When the Paycheck Protection Program began last year, the Trump administration — eager to get money out the door as quickly as possible — eliminated most of the safeguards that normally accompany business loans. With applications approved almost instantly, thieves and ineligible borrowers siphoned billions of dollars from the $523 billion the program distributed last year.
In December, Congress approved $284 billion for a new round of lending, including second loans to the hardest-hit businesses. This time, the Small Business Administration was determined to crack down. Instead of immediately approving applications from banks, it held them for a day or two to verify some information.
That caused — or exposed — a cascade of problems. Formatting applications in ways that will pass the agency’s automated vetting has been a challenge for some lenders, and many have had to revise their technology systems almost daily to keep up with adjustments to the agency’s system. False red flags, which can require time-consuming human intervention to fix, remain a problem.
The problems can be even more complicated for applicants seeking second loans who flew through the process the first time despite errors that are being discovered only now.
Nearly 5 percent of the 5.2 million loans made last year had “anomalies,” the agency said last month, ranging from minor mistakes like typos to major ones like ineligibility. Even tiny mistakes can spiral into bureaucratic disasters.
In mid-February, the agency began allowing lenders to essentially override many of its error flags and self-certify the eligibility of borrowers tangled in red tape. It also has a dedicated help line for lenders, but that, too, has been overwhelmed.
Lenders and government officials believe the program’s funding will be enough to meet demand. The first Paycheck Protection Program ran out of funding in less than two weeks. This time, more than one month in, the program has disbursed less than half of the available money.

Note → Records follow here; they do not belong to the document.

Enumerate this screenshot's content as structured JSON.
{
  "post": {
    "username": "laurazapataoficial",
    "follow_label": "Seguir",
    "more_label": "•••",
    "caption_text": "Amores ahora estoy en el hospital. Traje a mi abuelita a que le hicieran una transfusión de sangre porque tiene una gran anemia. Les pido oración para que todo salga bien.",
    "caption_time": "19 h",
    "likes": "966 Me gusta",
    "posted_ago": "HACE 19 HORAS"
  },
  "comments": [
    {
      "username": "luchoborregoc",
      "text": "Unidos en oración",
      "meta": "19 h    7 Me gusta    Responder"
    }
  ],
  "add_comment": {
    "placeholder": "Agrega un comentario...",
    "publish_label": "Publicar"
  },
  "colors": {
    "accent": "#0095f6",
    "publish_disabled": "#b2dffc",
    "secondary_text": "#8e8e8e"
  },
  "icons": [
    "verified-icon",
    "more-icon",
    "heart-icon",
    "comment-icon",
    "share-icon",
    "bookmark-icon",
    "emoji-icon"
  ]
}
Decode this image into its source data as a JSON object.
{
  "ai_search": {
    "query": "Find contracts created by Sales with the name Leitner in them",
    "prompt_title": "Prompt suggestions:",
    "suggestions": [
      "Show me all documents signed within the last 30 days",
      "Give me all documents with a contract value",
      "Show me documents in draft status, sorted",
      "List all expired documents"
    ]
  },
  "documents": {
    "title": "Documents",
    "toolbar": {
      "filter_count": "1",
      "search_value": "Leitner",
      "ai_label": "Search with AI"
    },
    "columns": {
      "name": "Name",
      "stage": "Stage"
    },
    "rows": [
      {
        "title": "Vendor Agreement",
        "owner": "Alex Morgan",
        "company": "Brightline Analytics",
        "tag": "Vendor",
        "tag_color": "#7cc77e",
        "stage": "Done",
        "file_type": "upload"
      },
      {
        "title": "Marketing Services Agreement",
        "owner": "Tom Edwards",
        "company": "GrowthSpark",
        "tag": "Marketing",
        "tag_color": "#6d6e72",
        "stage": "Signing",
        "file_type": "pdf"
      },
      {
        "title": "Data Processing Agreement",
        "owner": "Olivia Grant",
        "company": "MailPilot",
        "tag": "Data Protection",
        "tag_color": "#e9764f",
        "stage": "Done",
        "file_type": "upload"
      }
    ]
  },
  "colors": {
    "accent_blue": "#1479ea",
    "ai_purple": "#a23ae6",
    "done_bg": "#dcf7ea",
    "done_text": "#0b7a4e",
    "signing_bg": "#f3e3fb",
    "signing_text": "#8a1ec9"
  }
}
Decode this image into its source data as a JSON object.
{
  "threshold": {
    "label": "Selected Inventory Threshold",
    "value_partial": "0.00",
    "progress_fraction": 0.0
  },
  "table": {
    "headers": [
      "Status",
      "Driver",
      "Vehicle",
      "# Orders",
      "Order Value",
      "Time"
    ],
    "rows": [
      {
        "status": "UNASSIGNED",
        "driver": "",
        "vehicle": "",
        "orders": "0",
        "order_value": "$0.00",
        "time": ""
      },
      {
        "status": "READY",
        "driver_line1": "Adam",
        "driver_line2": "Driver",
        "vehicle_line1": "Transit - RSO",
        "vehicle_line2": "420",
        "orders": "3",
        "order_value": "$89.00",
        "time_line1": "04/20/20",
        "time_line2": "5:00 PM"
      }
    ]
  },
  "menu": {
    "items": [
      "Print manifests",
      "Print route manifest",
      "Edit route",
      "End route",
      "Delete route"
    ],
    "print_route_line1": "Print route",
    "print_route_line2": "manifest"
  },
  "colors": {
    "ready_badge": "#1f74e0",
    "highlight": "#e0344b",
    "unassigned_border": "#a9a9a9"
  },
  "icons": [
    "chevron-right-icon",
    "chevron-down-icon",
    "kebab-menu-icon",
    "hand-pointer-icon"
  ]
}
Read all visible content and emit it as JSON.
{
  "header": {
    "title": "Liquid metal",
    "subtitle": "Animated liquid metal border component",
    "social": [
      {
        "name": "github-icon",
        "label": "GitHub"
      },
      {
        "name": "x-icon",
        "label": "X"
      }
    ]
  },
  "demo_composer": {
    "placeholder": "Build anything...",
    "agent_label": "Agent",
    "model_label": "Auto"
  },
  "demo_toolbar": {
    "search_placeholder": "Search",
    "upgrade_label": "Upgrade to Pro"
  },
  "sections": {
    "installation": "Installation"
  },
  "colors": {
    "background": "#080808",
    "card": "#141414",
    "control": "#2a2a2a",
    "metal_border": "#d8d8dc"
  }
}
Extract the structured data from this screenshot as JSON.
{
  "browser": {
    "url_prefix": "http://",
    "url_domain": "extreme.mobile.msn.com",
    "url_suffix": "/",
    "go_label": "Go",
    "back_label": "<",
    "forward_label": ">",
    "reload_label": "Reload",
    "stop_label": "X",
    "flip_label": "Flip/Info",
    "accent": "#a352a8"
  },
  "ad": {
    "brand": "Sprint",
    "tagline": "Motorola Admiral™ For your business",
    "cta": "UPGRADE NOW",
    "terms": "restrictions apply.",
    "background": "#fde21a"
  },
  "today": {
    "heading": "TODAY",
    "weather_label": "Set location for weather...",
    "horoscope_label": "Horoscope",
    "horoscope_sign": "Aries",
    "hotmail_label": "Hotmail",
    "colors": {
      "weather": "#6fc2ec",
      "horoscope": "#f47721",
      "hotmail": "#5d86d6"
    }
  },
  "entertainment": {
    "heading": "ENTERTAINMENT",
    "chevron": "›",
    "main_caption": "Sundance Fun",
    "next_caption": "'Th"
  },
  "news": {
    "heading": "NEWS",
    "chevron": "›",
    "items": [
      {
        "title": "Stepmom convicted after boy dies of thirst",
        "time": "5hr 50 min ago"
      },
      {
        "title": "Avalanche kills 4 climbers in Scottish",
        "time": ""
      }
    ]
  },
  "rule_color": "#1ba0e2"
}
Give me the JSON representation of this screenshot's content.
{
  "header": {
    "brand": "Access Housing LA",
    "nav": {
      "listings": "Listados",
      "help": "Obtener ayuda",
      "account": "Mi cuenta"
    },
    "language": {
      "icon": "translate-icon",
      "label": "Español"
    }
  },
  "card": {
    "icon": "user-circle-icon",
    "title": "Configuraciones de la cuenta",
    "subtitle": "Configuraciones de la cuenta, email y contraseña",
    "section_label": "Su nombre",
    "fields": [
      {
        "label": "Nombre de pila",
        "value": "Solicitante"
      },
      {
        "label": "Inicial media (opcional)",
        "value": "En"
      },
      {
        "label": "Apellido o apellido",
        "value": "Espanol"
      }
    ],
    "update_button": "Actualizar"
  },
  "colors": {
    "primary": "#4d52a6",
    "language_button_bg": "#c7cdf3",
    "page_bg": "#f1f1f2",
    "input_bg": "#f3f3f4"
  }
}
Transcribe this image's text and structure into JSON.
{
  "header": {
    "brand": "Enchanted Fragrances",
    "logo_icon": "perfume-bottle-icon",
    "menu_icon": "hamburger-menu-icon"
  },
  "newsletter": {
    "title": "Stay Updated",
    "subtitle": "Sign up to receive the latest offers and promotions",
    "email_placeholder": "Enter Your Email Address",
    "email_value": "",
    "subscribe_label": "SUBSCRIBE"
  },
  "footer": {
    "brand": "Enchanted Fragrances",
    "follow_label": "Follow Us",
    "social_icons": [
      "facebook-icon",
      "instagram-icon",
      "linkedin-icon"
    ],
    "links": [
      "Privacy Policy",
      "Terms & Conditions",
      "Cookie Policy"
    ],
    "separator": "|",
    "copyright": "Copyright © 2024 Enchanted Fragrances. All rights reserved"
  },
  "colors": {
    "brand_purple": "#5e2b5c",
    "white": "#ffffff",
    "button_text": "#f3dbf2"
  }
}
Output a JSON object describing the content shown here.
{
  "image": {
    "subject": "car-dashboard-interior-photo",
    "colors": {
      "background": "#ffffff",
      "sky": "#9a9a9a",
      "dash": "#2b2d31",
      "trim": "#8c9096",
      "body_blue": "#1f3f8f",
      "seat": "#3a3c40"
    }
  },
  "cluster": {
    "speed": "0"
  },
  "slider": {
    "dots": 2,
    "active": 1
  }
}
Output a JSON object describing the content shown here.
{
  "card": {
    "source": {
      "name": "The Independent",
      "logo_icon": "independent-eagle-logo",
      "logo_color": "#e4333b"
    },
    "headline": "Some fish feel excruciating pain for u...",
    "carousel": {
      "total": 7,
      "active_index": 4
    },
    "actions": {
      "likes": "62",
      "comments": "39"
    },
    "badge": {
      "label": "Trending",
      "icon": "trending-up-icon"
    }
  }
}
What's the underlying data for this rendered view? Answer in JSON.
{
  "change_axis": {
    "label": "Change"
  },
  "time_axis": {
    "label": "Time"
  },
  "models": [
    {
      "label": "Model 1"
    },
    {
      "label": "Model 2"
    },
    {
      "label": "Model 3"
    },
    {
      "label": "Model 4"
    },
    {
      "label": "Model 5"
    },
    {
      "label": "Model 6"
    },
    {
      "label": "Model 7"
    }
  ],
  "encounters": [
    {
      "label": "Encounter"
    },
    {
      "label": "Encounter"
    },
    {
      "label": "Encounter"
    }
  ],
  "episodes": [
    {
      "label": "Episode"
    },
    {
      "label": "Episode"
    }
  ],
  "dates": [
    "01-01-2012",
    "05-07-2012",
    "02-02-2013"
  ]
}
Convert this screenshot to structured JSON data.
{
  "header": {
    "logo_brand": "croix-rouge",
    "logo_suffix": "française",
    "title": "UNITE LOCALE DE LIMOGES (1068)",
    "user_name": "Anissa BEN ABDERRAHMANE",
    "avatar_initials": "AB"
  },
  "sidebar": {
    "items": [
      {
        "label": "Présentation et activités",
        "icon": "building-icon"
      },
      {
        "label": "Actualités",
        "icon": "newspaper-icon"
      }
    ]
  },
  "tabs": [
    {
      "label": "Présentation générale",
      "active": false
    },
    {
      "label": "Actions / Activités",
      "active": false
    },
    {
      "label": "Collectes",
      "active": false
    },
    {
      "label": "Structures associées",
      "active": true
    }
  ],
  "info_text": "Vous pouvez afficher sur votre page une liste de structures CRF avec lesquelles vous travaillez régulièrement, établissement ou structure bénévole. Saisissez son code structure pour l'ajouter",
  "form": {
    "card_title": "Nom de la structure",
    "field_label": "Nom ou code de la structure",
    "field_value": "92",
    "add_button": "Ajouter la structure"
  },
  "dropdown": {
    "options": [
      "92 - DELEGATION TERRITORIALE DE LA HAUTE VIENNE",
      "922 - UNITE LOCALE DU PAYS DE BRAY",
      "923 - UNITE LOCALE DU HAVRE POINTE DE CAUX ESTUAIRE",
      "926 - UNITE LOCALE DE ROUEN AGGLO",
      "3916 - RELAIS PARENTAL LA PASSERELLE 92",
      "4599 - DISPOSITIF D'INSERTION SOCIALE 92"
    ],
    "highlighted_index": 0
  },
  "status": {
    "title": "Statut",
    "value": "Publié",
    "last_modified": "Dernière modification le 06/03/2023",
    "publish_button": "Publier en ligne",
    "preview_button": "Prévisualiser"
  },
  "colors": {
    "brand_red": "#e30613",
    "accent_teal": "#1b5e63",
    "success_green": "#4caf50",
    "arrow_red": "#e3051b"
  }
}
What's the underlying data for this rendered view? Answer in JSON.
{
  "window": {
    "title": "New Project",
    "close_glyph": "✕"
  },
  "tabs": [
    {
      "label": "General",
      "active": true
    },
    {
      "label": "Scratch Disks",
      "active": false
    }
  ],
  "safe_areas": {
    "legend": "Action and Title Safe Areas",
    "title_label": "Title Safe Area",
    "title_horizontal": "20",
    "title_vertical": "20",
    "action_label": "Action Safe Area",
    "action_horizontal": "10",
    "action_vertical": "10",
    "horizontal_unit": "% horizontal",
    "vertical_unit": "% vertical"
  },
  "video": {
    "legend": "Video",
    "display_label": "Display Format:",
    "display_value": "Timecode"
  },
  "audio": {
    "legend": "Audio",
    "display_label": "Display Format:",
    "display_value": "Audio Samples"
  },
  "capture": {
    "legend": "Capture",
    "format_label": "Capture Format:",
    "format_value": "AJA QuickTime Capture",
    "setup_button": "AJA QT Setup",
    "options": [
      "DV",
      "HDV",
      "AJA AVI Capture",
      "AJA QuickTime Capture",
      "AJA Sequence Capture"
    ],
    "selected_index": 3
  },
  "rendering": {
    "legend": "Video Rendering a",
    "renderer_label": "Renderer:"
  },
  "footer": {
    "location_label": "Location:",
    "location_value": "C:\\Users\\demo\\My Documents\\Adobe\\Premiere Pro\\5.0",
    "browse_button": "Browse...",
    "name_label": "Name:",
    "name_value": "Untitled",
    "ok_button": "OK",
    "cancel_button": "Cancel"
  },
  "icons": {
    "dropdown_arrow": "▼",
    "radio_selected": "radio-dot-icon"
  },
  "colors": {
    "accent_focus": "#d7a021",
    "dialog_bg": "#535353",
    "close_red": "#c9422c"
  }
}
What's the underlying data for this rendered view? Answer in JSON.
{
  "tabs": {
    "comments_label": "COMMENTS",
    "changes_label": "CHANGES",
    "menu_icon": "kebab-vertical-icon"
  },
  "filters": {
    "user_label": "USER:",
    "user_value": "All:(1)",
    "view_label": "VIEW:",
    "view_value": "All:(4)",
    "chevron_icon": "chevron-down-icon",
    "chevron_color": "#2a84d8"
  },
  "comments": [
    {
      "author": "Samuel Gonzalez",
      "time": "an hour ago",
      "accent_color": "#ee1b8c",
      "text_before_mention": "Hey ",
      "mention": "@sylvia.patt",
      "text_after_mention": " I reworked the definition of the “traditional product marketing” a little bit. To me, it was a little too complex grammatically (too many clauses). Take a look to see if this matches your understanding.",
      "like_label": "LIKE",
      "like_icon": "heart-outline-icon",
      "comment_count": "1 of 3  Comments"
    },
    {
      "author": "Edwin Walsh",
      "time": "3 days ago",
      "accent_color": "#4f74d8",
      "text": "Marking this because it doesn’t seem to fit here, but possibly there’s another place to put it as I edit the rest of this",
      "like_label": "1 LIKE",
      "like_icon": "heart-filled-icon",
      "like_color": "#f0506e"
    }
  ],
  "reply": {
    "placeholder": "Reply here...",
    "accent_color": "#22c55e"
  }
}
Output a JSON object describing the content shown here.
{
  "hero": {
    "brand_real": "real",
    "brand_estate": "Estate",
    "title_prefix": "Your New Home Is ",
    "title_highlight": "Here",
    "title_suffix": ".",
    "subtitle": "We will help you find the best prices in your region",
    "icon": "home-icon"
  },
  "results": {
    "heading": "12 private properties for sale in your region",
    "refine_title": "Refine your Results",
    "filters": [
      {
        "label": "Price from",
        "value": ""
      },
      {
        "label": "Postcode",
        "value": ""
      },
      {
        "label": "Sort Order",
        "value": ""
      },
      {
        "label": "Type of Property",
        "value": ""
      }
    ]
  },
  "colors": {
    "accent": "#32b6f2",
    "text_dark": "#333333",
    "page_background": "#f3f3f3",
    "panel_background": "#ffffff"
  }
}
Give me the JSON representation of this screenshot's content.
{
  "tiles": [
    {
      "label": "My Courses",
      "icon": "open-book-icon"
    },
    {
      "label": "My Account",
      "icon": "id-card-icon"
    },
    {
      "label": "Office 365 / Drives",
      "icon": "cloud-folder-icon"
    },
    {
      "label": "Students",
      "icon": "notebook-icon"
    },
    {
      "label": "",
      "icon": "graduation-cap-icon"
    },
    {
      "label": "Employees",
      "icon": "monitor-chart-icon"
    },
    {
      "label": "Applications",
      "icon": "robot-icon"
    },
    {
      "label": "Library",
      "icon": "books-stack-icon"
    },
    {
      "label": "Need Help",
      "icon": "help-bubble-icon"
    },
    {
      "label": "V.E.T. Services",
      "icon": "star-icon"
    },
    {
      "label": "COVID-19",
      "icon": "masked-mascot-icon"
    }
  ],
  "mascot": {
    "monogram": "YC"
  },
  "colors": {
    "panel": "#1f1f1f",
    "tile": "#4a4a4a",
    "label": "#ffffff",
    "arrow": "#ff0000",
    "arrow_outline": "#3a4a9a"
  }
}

But the clock is ticking: Lending is scheduled to end March 31. That deadline has spooked some borrowers who fear they will not get their problems resolved in time.